Palestinian officials also rejected the Israeli conditions, which add specifics to pledges made by the Palestinian Authority in a 1997 U.S.-brokered agreement that led to Israel withdrawing its troops from the West Bank city of Hebron. Ahmed Tibi, an adviser to Palestinian Authority President Yasser Arafat, accused Israel of stalling the peace process, unwilling to give up more land to the Palestinians.

"This is an excuse," Tibi said. "The Israeli government is trying again to avoid implementing the (peace) agreements." Tibi said the Palestinian Authority was preparing a similar list of Israeli violations.

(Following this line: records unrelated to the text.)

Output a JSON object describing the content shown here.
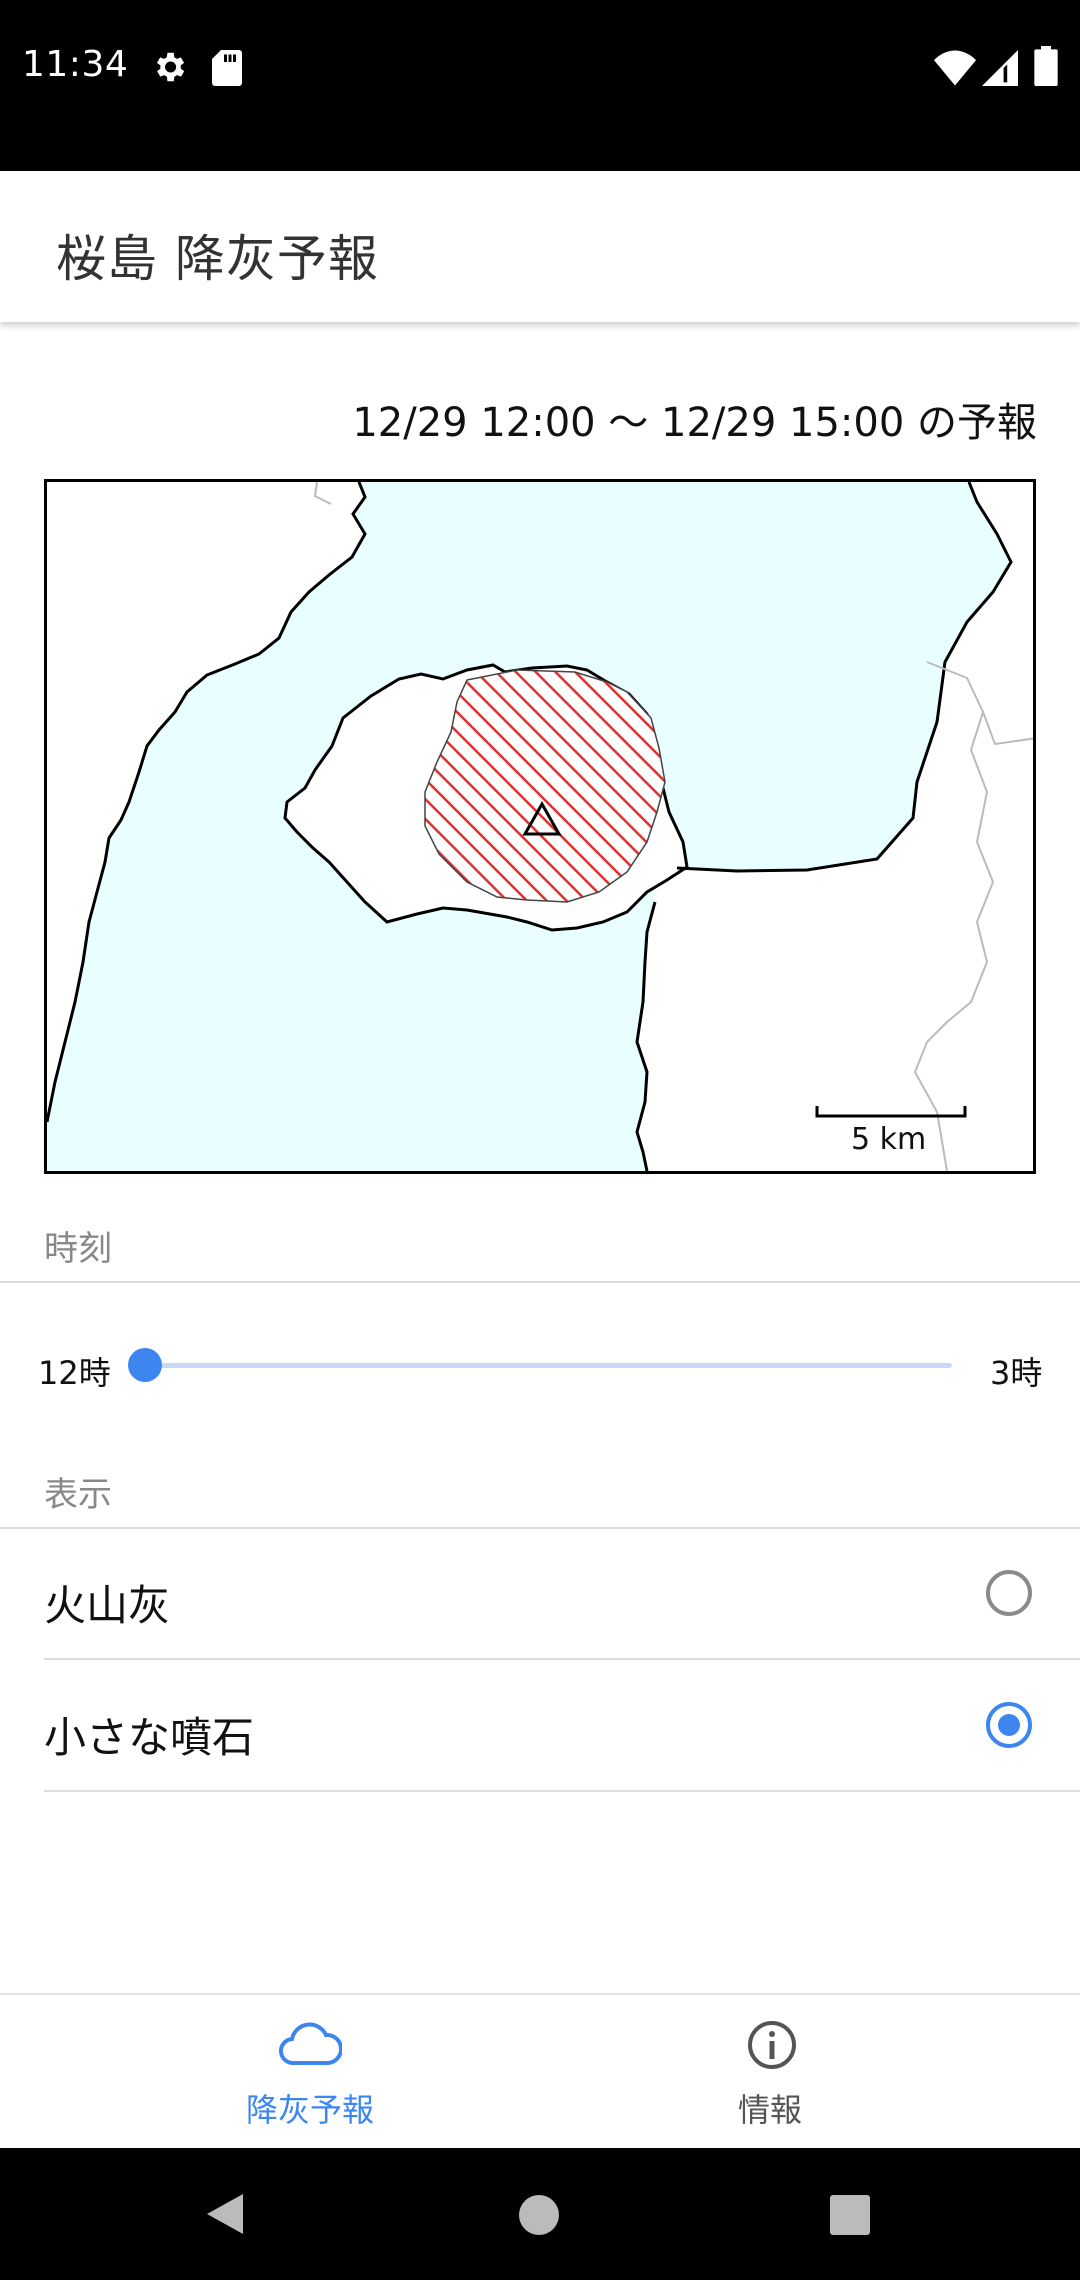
{
  "status_bar": {
    "time": "11:34",
    "icons": [
      "gear-icon",
      "sd-card-icon",
      "wifi-icon",
      "signal-icon",
      "battery-icon"
    ]
  },
  "app_bar": {
    "title": "桜島 降灰予報"
  },
  "forecast": {
    "title": "12/29 12:00 〜 12/29 15:00 の予報"
  },
  "map": {
    "scale_label": "5 km",
    "colors": {
      "sea": "#e8feff",
      "land": "#ffffff",
      "hatch": "#e03030"
    }
  },
  "time_section": {
    "label": "時刻",
    "slider_min": "12時",
    "slider_max": "3時",
    "slider_value": 0
  },
  "display_section": {
    "label": "表示",
    "options": [
      {
        "label": "火山灰",
        "selected": false
      },
      {
        "label": "小さな噴石",
        "selected": true
      }
    ]
  },
  "bottom_nav": {
    "items": [
      {
        "label": "降灰予報",
        "icon": "cloud-icon",
        "active": true
      },
      {
        "label": "情報",
        "icon": "info-icon",
        "active": false
      }
    ]
  },
  "colors": {
    "accent": "#3d86f0"
  }
}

The Cabinet decision made official what Prime Minister Benjamin Netanyahu and other senior Israeli officials have said for weeks - that they would, as Infrastructure Minister Ariel Sharon first suggested, tie Israel's withdrawal from more West Bank land to Palestinian fulfillment of obligations spelled out in the Hebron agreement.

In that accord, the Palestinians promised to finish revising their national charter, limit the size of their police force and work to fight terrorism. Israel, in turn, said it would release Palestinian prisoners and carry out the first step of a three-phase withdrawal from the West Bank by last March. All three phases were to be completed by mid-1998.

On Tuesday, the third day of alert, extra police and soldiers were deployed nationwide, especially in Jerusalem and Tel Aviv, to guard against possible attacks.